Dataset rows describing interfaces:
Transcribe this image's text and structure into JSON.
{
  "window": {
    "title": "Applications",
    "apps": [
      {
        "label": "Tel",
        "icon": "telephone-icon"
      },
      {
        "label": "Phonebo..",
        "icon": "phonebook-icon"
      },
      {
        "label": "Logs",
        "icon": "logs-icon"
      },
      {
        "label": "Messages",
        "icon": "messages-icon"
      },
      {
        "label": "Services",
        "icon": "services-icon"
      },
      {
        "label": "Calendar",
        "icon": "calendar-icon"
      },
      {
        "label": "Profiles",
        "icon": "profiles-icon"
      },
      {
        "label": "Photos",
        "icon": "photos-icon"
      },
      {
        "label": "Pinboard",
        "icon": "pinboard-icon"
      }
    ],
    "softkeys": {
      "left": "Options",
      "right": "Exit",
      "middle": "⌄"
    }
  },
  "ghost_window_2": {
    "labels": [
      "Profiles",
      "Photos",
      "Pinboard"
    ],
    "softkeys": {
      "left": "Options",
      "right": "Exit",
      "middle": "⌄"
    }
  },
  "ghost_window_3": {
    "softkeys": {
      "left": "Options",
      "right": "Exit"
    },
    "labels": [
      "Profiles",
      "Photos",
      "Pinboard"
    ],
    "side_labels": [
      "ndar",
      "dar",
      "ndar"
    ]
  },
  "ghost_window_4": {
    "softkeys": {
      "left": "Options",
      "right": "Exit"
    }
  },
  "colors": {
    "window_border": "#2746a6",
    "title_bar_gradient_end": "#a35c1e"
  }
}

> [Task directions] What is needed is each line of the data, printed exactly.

> [Task output]
Transcribe this image's text and structure into JSON.
{
  "window": {
    "title": "Applications",
    "apps": [
      {
        "label": "Tel",
        "icon": "telephone-icon"
      },
      {
        "label": "Phonebo..",
        "icon": "phonebook-icon"
      },
      {
        "label": "Logs",
        "icon": "logs-icon"
      },
      {
        "label": "Messages",
        "icon": "messages-icon"
      },
      {
        "label": "Services",
        "icon": "services-icon"
      },
      {
        "label": "Calendar",
        "icon": "calendar-icon"
      },
      {
        "label": "Profiles",
        "icon": "profiles-icon"
      },
      {
        "label": "Photos",
        "icon": "photos-icon"
      },
      {
        "label": "Pinboard",
        "icon": "pinboard-icon"
      }
    ],
    "softkeys": {
      "left": "Options",
      "right": "Exit",
      "middle": "⌄"
    }
  },
  "ghost_window_2": {
    "labels": [
      "Profiles",
      "Photos",
      "Pinboard"
    ],
    "softkeys": {
      "left": "Options",
      "right": "Exit",
      "middle": "⌄"
    }
  },
  "ghost_window_3": {
    "softkeys": {
      "left": "Options",
      "right": "Exit"
    },
    "labels": [
      "Profiles",
      "Photos",
      "Pinboard"
    ],
    "side_labels": [
      "ndar",
      "dar",
      "ndar"
    ]
  },
  "ghost_window_4": {
    "softkeys": {
      "left": "Options",
      "right": "Exit"
    }
  },
  "colors": {
    "window_border": "#2746a6",
    "title_bar_gradient_end": "#a35c1e"
  }
}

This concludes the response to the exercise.